Amir Taheri was the editor of Iran’s largest daily newspaper, and is the author of ten books and a frequent contributor to numerous publications in the Middle East and Europe. His article on Iraq from new issue of Commentary concludes:
Finally, the U.S. and its allies have a key role to play in training and testing Iraqs new army and police. Impressive success has already been achieved in that field. Nevertheless, the new Iraqi army needs at least another year or two before it will have developed adequate logistical capacities and learned to organize and conduct operations involving its various branches.

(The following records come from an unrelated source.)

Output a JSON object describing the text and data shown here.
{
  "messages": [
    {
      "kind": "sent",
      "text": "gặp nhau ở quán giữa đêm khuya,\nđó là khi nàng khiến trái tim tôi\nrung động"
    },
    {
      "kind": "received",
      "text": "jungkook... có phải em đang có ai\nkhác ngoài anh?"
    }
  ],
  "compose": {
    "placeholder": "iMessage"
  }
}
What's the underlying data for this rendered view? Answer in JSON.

But will the U.S. stay the course? Many are betting against it. The Baathists and jihadists, their prior efforts to derail Iraqi democracy having come to naught, have now pinned their hopes on creating enough chaos and death to persuade Washington of the futility of its endeavors. In this, they have the tacit support not only of local Arab and Muslim despots rightly fearful of the democratic genie but of all those in the West whose own incessant theme has been the certainty of American failure. Among Bush-haters in the U.S., just as among anti-Americans around the world, predictions of civil war in Iraq, of spreading regional hostilities, and of a revived global terrorism are not about to cease any time soon.
But more sober observers should understand the real balance sheet in Iraq. Democracy is succeeding. Moreover, thanks to its success in Iraq, there are stirrings elsewhere in the region. Beyond the much-publicized electoral concessions wrung from authoritarian rulers in Egypt and Saudi Arabia, there is a new democratic discourse to be heard. Nationalism and pan-Arabism, yesterdays hollow rallying cries, have given way to a big idea of a very different kind. Debate and dissent are in the air where there was none beforea development owing, in significant measure, to the U.S. campaign in Iraq and the brilliant if still checkered Iraqi response.

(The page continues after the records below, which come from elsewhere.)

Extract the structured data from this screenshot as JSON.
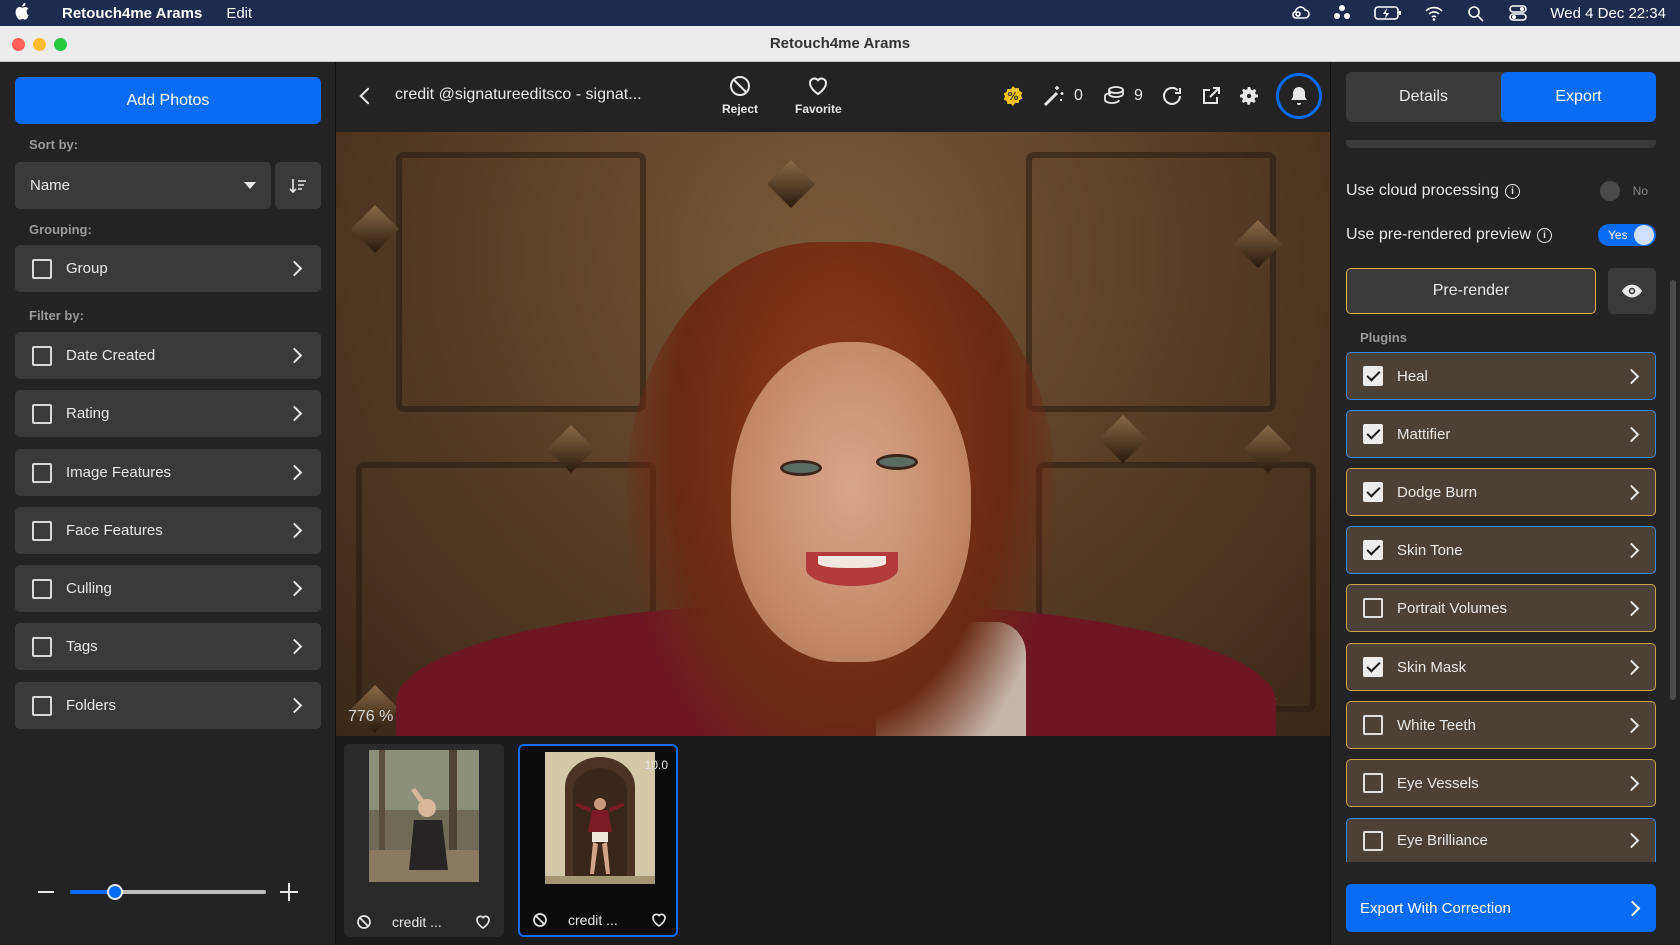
{
  "menubar": {
    "app_name": "Retouch4me Arams",
    "menus": [
      "Edit"
    ],
    "clock": "Wed 4 Dec  22:34",
    "icons": [
      "creative-cloud-icon",
      "users-icon",
      "battery-icon",
      "wifi-icon",
      "search-icon",
      "control-center-icon"
    ]
  },
  "window": {
    "title": "Retouch4me Arams"
  },
  "sidebar": {
    "add_photos": "Add Photos",
    "sort_label": "Sort by:",
    "sort_value": "Name",
    "grouping_label": "Grouping:",
    "group": "Group",
    "filter_label": "Filter by:",
    "filters": [
      "Date Created",
      "Rating",
      "Image Features",
      "Face Features",
      "Culling",
      "Tags",
      "Folders"
    ],
    "zoom_level": 0.23
  },
  "toolbar": {
    "photo_title": "credit @signatureeditsco - signat...",
    "reject": "Reject",
    "favorite": "Favorite",
    "wand_count": "0",
    "coins_count": "9"
  },
  "canvas": {
    "zoom": "776 %"
  },
  "filmstrip": {
    "items": [
      {
        "name": "credit ...",
        "score": "",
        "selected": false
      },
      {
        "name": "credit ...",
        "score": "10.0",
        "selected": true
      }
    ]
  },
  "right_panel": {
    "tabs": [
      "Details",
      "Export"
    ],
    "active_tab": "Export",
    "cloud_processing": {
      "label": "Use cloud processing",
      "state": "No"
    },
    "prerendered_preview": {
      "label": "Use pre-rendered preview",
      "state": "Yes"
    },
    "prerender_button": "Pre-render",
    "plugins_label": "Plugins",
    "plugins": [
      {
        "label": "Heal",
        "checked": true
      },
      {
        "label": "Mattifier",
        "checked": true
      },
      {
        "label": "Dodge Burn",
        "checked": true
      },
      {
        "label": "Skin Tone",
        "checked": true
      },
      {
        "label": "Portrait Volumes",
        "checked": false
      },
      {
        "label": "Skin Mask",
        "checked": true
      },
      {
        "label": "White Teeth",
        "checked": false
      },
      {
        "label": "Eye Vessels",
        "checked": false
      },
      {
        "label": "Eye Brilliance",
        "checked": false
      }
    ],
    "export_button": "Export With Correction"
  },
  "colors": {
    "accent": "#0a6bf5",
    "gold_border": "#c9a246",
    "panel": "#232323"
  }
}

The stakes, in short, could not be higher. This is all the more reason to celebrate, to build on, and to consolidate what has already been accomplished. Instead of railing against the Bush administration, Americas elites would do better, and incidentally display greater self-respect, to direct their wrath where it properly belongs: at those violent and unrestrained enemies of democracy in Iraq who are, in truth, the enemies of democracy in America as well, and of everything America has ever stood for.
Is Iraq a quagmire, a disaster, a failure? Certainly not; none of the above. Of all the adjectives used by skeptics and critics to describe todays Iraq, the only one that has a ring of truth is messy. Yes, the situation in Iraq today is messy. Births always are. Since when is that a reason to declare a baby unworthy of life?